Productivity and time management, tools, apps, and hacks are everywhere. And they are getting ever more complex. And less effective.
Time management has become a nightmare (partly due to our inability to discipline ourselves). And you can only acknowledge that your work productivity is going down the drain.
I have tested at least 15 apps in the last couple of months and none of them delivered (not only that but they were preventing what they were supposed to promote: productivity).
From a pressing need to increase my productivity and improve time management, I started looking at some ancient productivity tools (aka pre-smartphone).
Productivity and Time Management Tools, Tips, and Techniques You Have Forgotten
If you’re really looking for how to be productive, give these a try. You might be surprised by the results.
(And no, I won’t be talking here about the Pomodoro technique. However praise that technique may be, I find it very annoying – it interrupts the state of flow, and on the long run it becomes exactly the opposite of productivity.)
Pen and Paper
Putting the pen on paper and taking time to write a to-do list was something quite satisfying.

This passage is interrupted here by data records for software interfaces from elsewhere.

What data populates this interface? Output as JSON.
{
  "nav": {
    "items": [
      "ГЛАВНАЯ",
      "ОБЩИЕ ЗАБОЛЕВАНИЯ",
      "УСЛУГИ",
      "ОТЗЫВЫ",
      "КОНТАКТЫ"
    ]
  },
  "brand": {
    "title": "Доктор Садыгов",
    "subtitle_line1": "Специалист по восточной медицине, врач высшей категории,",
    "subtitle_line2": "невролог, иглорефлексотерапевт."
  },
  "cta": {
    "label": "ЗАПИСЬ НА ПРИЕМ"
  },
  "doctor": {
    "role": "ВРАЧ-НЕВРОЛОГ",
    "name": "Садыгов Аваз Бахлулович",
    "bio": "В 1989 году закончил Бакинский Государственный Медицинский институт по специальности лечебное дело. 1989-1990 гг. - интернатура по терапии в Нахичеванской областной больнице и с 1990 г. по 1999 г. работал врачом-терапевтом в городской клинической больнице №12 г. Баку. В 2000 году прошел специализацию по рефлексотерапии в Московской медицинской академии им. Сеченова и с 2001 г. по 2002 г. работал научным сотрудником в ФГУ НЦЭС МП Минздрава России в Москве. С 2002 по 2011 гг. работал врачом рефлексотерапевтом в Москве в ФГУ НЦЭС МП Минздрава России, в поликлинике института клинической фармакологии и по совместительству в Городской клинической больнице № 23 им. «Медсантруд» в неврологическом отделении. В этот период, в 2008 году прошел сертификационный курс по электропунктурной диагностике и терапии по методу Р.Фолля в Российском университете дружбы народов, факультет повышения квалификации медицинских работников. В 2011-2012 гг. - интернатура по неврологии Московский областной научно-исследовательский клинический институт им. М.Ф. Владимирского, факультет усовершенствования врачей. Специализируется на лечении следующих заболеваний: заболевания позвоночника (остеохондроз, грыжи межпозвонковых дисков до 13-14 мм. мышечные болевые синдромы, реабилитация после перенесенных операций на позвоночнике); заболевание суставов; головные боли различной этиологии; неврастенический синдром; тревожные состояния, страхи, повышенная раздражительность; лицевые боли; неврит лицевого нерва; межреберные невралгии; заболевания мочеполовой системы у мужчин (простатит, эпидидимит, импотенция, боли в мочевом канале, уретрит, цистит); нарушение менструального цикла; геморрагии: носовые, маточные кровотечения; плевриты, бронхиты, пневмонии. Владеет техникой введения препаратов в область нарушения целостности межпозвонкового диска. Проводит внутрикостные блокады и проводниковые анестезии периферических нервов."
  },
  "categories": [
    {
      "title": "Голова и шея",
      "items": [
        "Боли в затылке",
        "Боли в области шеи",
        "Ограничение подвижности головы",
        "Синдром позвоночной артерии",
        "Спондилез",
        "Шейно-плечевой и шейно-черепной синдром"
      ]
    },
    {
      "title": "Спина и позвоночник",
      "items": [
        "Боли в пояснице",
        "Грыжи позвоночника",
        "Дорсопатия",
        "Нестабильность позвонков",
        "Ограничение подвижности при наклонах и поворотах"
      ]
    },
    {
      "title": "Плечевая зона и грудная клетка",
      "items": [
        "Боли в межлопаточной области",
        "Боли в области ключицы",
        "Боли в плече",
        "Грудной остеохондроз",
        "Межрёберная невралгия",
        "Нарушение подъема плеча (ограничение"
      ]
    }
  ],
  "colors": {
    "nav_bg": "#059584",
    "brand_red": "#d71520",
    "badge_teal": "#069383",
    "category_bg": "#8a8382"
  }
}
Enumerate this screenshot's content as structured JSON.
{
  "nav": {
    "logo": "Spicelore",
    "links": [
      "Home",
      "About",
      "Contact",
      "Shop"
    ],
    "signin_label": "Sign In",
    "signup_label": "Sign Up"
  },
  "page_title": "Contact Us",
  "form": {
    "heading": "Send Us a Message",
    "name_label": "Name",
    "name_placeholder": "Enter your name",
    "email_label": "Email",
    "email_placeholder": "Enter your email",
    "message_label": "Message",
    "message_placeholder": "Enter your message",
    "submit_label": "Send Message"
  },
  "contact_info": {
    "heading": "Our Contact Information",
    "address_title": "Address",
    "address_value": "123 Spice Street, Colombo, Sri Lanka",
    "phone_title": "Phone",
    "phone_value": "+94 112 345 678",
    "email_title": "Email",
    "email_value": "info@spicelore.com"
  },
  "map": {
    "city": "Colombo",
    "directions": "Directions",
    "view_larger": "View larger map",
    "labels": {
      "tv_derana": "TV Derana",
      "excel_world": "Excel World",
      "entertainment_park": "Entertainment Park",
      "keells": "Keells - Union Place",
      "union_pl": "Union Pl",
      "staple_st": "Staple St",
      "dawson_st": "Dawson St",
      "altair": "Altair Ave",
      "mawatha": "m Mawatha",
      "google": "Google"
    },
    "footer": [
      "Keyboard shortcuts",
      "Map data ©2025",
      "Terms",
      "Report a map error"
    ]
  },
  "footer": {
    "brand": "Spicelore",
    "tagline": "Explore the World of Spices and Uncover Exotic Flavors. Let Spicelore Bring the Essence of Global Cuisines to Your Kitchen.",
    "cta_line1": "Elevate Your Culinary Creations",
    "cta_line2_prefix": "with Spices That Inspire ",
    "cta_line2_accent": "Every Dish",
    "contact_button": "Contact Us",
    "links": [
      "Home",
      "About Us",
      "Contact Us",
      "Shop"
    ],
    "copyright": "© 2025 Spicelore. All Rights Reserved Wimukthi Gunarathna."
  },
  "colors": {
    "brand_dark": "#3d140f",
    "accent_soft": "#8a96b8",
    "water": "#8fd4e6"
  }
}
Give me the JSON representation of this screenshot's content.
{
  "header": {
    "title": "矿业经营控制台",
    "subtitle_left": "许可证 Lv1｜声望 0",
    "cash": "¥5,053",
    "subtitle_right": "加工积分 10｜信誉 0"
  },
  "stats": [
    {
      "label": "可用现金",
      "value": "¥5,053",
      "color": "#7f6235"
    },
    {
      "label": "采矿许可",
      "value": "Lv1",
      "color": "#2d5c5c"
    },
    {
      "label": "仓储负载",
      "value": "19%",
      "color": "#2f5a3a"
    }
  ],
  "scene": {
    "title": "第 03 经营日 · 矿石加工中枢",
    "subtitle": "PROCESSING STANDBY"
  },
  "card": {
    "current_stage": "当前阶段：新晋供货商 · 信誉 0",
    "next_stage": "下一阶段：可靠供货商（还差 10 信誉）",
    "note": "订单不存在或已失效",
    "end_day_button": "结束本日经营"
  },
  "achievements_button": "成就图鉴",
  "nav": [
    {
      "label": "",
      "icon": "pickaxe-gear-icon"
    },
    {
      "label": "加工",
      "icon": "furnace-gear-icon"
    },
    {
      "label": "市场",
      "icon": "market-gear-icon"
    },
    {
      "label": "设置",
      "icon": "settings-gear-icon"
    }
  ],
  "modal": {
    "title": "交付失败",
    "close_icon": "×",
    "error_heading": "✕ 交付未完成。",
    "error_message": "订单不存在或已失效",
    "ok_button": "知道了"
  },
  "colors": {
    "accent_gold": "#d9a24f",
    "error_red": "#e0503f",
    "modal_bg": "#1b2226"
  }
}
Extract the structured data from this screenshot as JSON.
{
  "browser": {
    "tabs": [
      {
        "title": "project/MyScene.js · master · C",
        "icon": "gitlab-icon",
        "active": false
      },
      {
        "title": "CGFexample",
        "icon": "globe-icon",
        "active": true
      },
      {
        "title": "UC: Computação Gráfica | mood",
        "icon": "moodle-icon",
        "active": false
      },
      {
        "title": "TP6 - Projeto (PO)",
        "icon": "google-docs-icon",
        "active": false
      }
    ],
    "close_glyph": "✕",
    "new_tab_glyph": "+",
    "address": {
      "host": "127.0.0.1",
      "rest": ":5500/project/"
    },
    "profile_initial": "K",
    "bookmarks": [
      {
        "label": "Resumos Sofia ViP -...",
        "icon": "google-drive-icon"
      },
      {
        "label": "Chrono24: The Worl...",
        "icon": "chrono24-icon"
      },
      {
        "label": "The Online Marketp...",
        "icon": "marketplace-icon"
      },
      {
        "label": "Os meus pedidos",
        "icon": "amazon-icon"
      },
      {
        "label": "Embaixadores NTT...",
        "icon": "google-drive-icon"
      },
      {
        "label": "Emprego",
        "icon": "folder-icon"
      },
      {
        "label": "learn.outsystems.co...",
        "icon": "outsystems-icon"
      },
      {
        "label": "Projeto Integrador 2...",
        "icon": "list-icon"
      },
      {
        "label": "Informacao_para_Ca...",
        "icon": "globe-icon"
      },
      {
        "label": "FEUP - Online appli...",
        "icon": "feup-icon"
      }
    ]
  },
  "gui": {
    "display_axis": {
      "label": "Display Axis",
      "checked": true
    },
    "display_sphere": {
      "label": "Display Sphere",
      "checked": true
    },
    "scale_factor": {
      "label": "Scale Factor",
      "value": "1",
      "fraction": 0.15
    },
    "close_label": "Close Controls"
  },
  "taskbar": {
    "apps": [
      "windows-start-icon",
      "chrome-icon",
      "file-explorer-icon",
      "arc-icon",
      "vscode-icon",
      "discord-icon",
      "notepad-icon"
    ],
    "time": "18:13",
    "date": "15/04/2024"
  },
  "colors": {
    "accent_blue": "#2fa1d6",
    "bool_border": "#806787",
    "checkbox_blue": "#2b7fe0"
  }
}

From more than one point of view.
First: because you took time to reflect. Is it important? Is it worth my time? Is it helping me to advance in the right direction?
Last (but not least): There is a certain feeling of having accomplished something when you tick something off your to-do list (with a pen on paper). For some reason, it feels much better than when you just tick a box on a screen.
And you know why this is maybe one of the best productivity tips?
Because with your to-do list on a piece of paper you’ll have no excuse to check your phone!
A Clear Sense of Objectives and Priorities
This may sound easy. In Theory (you know, the land where everything is perfect).
In reality, it’s a difficult one. Because it requires you to stop, pace yourself, take a deep breath and think.
Caught in the maelstrom of daily activities we focus more on doing than on doing what needs to be done.
What's the use of running if you're running in the wrong direction? - Anonymous #productivity #strategy Click To Tweet
If you want to improve work performance, it’s better to decide first what you want to improve.
Understanding what is that we want to achieve, what needs to be done in order to get to what we want, and in what order, is something that no app will help us do (yet).
To Increase Productivity Schedule Important Activities during Your Flow Hours
Schedule time to work on important tasks when you’re the most productive (when you’re in a state of “flow”). Schedule lower priority tasks for other periods of the day.
“Inspiration exists, but it has to find you working.”
And remember to take breaks. Nobody can focus for more than 90 minutes non-stop and pretend they are productive (it’s a fact).
Counterintuitive Time Management Tip: Take Breaks
When we were students, we had a saying. It said that the key to great success is in taking long frequent breaks.
It was a joke to justify our studying just before the exams. Lately, neuroscientists discovered that there is actually a link between break, productivity, and performance.
There are two reasons for taking breaks.
First, you recharge and give your brain time for recovery.
Second, and most important, by physically and emotionally detaching yourself from the work you do, you allow your mind to think creatively about the problem without any stress (this is called creative problem solving – your aha! moments).
If you want to read more
David Allen – Getting Things Done: The Art of Stress-Free Productivity
Mihaly Csikszentmihalyi – Flow: The Psychology of Optimal Experience
Atul Gawande – The Checklist Manifesto: How to Get Things Right